I will attempt again using the OffSet() option but have not had much success with its previously as it depends on the initial values of the fit parameters.

My experience with fitting large statistics binned data is that it really does require using a NLL that contains the constants.

I will re download the latest root and test with my code. Old RooFit based programs had failed previously and I will check that behaviour.

I had tried the Offset() option before as well.

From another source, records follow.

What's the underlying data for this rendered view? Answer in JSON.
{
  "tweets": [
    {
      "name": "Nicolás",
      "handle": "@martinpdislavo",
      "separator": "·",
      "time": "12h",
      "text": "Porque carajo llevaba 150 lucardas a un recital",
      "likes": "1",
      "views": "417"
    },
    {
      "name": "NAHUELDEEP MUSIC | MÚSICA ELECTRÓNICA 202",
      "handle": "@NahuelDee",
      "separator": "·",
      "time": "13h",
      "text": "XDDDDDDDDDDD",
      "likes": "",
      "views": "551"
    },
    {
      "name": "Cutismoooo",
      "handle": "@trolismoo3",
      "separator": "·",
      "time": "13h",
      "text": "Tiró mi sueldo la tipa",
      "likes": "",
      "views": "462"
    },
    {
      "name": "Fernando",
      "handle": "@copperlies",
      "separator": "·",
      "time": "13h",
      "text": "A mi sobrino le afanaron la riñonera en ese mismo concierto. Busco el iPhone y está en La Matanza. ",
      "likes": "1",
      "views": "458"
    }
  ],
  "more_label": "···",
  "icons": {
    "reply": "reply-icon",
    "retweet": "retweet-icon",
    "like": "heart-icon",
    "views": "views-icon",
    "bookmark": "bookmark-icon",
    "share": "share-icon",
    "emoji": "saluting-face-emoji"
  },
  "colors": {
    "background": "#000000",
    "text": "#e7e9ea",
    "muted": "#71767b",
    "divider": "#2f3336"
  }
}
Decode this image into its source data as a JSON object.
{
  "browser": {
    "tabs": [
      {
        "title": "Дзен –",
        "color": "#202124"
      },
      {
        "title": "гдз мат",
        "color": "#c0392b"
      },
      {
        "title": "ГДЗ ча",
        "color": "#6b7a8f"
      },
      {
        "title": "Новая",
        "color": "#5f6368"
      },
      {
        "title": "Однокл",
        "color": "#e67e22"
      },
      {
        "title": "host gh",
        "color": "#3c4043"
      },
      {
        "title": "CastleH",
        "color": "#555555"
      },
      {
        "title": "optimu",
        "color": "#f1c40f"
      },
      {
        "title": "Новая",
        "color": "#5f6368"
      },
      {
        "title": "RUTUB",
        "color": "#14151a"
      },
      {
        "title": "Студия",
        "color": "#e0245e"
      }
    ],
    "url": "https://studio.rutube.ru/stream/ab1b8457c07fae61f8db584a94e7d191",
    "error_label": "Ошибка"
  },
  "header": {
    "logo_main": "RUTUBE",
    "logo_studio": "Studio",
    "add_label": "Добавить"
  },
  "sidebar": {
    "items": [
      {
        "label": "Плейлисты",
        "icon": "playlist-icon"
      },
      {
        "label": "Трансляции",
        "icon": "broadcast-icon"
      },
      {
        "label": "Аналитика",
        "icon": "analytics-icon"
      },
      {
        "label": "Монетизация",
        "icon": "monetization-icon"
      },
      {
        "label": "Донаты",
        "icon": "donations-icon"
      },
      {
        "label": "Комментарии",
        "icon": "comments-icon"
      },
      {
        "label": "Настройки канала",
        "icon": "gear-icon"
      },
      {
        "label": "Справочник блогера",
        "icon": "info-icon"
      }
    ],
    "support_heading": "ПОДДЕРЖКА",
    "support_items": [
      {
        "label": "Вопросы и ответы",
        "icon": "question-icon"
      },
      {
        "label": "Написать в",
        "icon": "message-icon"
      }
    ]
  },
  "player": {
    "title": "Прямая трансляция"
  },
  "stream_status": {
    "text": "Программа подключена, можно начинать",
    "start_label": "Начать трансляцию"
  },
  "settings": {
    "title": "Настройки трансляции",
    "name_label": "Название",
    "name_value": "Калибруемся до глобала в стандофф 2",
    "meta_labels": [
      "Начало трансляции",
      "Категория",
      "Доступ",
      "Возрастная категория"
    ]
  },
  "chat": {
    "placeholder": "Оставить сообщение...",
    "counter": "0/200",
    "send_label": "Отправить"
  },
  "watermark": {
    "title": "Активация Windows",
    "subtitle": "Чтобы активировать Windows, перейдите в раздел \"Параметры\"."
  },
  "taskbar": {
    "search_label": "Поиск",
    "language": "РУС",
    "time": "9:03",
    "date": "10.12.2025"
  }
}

And even with optimal starting parameters it rather made the fit worse instead of better (see light blue vs green or yellow vs red curve in the very first post of this thread.

I had more time to digest your answers now, and I think I understand now what is going on. The key is Iains definiton of the likelihood above:

Sum (expected - observed + observed ( log(observed) - log(expected))

Basically, instead of calculating the NLL, which can grow really large and unstable, he evaluates the likelihood ratio compared to a template PDF created from the dataset. This ratio is much closer to zero. And by taking the ratio for every bin before summing it, you have a value close to zero for each bin and avoid numerical instabilities in the sum because you might combine bins with a vastly different number of events. This is probably exactly what happens in @fbartels fit, because it’s an exponentially decaying distribution.

Now I also understand why the “Offset” feature doesn’t help, because the offset is applied only after summing over the bins.

This trick needs to be implemented in the RooFit likelihood classes I think. It makes huge sense! I would certainly like to have in the next ROOT release. Maybe we could have a new option for createNLL, called RatioWithTemplate (or TemplateRatio or something less cryptic), that enables this likelihood definition. We can’t make it the default because the different absolute NLL values can catch users by surprise. I would implement it, commit it to ROOT master, and then you can try it out, either by sourcing the nighlies from CVMFS or building yourself. For the next ROOT release that is due in January, this new feature would be included.

I am afraid I cannot recall the source of the likelihood (other than it may have been developed due to lower precision computations pre 32/64 bit machines).